### Dataset excerpts
━━━━━━━━━━━━━━━━━━━━

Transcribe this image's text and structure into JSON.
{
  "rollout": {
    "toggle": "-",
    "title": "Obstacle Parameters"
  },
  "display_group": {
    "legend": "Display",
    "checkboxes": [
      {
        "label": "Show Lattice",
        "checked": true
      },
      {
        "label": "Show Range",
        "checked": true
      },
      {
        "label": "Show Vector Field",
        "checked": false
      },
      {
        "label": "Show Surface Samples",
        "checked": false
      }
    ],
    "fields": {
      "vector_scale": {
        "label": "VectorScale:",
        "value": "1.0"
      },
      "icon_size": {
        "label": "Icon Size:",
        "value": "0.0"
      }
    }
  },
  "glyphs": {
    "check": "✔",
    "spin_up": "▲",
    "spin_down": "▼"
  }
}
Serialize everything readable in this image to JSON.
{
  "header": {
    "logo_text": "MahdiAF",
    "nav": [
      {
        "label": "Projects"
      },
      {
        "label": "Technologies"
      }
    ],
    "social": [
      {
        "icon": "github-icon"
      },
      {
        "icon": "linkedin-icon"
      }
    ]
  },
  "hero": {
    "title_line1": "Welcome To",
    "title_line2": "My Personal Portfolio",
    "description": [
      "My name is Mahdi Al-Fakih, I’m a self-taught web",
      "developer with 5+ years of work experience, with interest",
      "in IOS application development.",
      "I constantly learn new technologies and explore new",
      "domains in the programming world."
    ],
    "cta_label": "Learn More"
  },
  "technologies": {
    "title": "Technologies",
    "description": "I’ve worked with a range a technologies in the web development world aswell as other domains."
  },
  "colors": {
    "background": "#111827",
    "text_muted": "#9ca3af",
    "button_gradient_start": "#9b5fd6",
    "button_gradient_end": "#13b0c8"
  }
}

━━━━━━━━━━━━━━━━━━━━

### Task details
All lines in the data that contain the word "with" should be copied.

### Result
      "developer with 5+ years of work experience, with interest",
    "description": "I’ve worked with a range a technologies in the web development world aswell as other domains."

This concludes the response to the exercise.